Joe Root  ashes seriesAfter losing the 2013-14 Ashes series by an embarrassing 5-0 scoreline to Australia, England captain Alastair Cook would have been hoping for a good start to the First Test when the two teams met at Cardiff for the beginning of 2015 series. Despite winning the toss and electing to bat, the hosts slumped to 43-3 amid some poor shots and ominous signs that another uphill battle against the Aussies was about to transpire. When Joe Root arrived at the crease, to replace the departing Ian Bell, what followed may have signalled an upturn in the fortunes of the English cricketers.

Root was almost bowled lbw from one of his opening deliveries but when he made contact with a fairly wide ball which travelled to Australian wicket-keeper Brad Haddin, he was reprieved from an early dismissal without scoring by a failed attempted at a one handed catch.
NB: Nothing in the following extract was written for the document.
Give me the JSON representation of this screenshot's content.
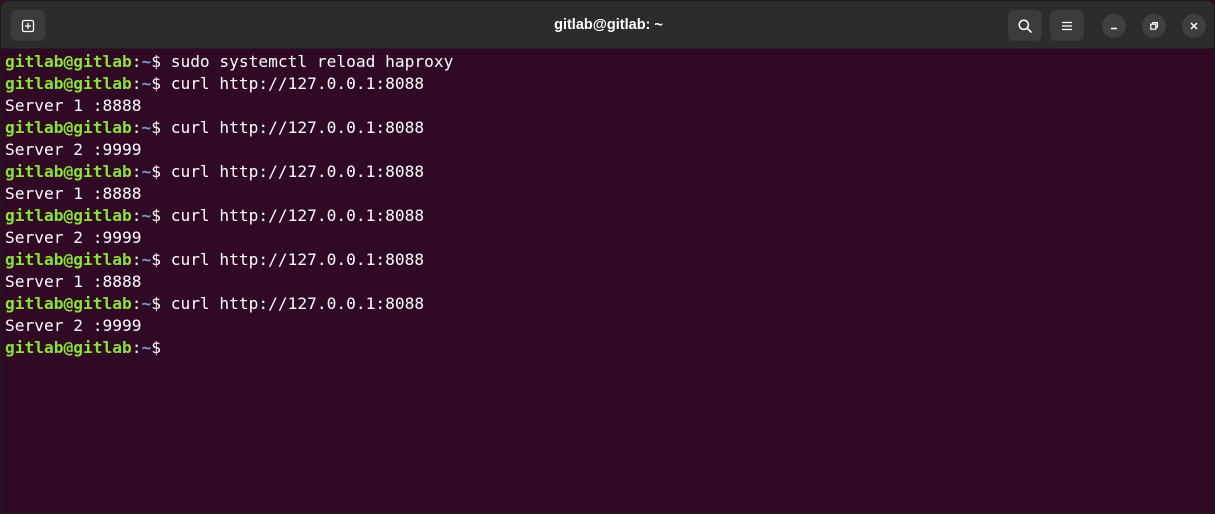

It was not a particularly good stroke by Root and it was not immediately apparent the ball had struck the bat, but a chance for the Aussies to seriously trouble England had been wasted.

There followed a partnership of 153 between Root and Gary Balance which helped to steady the England innings and restore some confidence for Balance who has generally struggled to score runs this season. Both batsmen were able score a succession of boundaries with the easy pitch not particularly helping the bowlers, although the uneven bounce appeared to trouble Balance at times.

Josh Hazelwood ashes seriesBalance was eventually bowled lbw for 61 while Root was eventually dismissed when caught in the slips by Shane Watson for 134 while Ben Stokes displayed his usual swashbuckling skills when compiling 52 runs before being bowled by Mitchell Starc. A sign of some bad feeling between bowler and outgoing batsman was evident when Starc put his finger to his lips suggesting that he disproved of the outspoken nature of Stokes.

England finished the day on 343-7 and could be satisfied with the performance yet it could be argued that honours were shared on the day. The opening English batsmen had been guilty of poor shots rather than been the victims of good Australian bowling and Alastair Cook may have hoped that his team had finished with two fewer wickets lost, but when the innings appeared set to end with a very low total, he will have been content with the day’s performance.

However, the day’s events proved that test match series can be won or lost in one particular moment as with the dropped catch by Haddin when Root was yet to score. Australia may yet live to regret that incident as it then allowed England to build some much needed momentum and bat from lunch to tea without losing a wicket.

It is now the responsibility of Cook and England to take advantage of their slice of good fortune and attempt to erase the memory of that 5-0 humiliation just 18 months previously.